--- START ---

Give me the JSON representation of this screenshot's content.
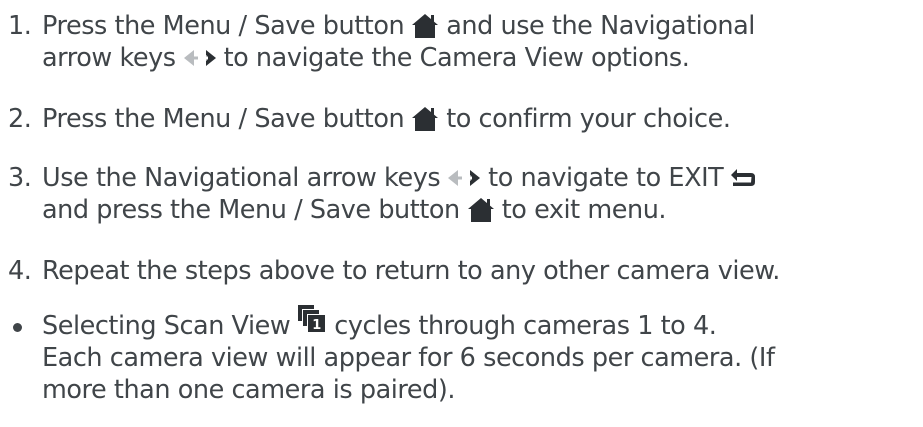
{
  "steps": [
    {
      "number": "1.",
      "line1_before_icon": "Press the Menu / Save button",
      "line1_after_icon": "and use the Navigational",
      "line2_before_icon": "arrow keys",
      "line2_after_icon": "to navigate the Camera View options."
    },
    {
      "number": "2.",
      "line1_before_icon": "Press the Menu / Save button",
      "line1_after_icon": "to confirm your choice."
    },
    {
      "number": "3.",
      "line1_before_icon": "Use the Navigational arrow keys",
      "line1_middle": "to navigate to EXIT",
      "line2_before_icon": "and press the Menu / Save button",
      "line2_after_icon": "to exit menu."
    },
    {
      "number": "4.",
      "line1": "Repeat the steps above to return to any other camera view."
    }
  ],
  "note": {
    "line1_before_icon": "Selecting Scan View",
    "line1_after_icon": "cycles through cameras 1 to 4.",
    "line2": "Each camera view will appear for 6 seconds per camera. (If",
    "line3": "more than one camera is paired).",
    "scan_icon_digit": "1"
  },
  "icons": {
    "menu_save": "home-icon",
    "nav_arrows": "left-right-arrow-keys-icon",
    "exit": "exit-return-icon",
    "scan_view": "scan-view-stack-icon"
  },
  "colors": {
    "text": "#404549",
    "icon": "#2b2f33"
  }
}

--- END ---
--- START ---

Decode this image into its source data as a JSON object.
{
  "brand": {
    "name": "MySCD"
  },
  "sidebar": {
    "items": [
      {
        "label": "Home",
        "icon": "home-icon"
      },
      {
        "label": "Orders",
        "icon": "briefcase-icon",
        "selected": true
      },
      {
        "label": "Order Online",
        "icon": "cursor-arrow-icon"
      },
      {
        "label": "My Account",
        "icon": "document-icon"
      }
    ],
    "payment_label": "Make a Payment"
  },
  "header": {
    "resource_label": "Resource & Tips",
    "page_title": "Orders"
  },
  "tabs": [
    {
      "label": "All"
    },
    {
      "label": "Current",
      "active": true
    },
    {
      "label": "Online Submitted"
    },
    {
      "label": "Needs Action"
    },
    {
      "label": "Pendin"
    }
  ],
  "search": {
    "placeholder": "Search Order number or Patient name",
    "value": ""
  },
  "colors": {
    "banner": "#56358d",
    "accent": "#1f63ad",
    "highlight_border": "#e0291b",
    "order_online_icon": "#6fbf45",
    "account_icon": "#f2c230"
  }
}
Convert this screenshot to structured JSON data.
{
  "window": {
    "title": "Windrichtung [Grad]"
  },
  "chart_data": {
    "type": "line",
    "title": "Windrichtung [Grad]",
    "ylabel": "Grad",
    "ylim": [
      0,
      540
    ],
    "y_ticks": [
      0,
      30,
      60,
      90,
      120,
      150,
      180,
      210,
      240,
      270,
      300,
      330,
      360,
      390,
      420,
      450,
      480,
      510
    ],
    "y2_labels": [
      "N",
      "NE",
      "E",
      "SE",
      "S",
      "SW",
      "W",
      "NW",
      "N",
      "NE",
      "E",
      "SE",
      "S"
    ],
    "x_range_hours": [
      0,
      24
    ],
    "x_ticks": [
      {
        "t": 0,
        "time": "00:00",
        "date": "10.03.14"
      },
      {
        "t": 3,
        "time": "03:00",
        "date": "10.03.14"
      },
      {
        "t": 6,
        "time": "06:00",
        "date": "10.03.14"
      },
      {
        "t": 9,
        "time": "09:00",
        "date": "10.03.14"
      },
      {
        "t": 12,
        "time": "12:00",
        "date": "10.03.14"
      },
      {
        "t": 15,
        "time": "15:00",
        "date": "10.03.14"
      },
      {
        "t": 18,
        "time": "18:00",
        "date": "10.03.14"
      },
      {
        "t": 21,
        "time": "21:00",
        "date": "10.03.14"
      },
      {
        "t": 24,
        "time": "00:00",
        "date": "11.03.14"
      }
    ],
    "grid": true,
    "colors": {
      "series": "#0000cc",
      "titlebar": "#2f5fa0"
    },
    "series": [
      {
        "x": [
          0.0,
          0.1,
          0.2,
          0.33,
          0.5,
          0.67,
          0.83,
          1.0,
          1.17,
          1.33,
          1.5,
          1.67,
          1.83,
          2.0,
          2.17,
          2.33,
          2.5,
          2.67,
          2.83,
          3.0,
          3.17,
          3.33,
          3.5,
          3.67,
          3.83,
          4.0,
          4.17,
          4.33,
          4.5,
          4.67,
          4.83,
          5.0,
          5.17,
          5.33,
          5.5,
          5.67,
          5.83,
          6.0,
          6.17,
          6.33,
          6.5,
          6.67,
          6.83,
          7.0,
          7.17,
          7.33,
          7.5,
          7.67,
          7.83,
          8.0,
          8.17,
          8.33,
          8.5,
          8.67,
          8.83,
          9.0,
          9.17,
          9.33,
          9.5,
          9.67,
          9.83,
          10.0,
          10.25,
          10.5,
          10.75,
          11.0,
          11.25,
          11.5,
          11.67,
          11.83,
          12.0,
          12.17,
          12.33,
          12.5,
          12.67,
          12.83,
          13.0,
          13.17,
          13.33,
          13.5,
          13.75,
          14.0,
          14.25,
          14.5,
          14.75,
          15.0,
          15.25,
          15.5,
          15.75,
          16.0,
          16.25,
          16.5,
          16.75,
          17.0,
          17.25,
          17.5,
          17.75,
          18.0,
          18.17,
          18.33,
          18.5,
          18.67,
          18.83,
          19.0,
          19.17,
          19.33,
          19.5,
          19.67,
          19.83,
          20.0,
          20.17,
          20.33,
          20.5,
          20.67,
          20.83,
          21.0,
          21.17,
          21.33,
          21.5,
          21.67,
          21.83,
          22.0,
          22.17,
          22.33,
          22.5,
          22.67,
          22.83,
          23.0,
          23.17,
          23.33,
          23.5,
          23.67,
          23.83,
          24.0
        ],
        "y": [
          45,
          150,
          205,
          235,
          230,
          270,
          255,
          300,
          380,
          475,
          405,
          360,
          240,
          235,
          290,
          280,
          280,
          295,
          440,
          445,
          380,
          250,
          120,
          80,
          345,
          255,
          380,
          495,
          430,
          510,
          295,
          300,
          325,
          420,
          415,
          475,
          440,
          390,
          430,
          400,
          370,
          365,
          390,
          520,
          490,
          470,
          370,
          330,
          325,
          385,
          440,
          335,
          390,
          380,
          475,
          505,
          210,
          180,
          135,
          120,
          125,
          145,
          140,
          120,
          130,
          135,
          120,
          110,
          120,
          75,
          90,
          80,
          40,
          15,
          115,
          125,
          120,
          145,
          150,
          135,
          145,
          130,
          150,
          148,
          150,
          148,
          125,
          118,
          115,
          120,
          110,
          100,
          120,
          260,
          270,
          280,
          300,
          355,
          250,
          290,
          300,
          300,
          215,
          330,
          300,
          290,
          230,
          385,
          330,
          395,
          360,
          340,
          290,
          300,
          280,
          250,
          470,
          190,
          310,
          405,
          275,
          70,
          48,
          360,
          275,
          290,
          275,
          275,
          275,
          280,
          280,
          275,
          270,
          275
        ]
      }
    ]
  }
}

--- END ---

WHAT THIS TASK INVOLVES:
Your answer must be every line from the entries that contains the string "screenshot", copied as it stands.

COMPLETED EXERCISE:
Give me the JSON representation of this screenshot's content.
Convert this screenshot to structured JSON data.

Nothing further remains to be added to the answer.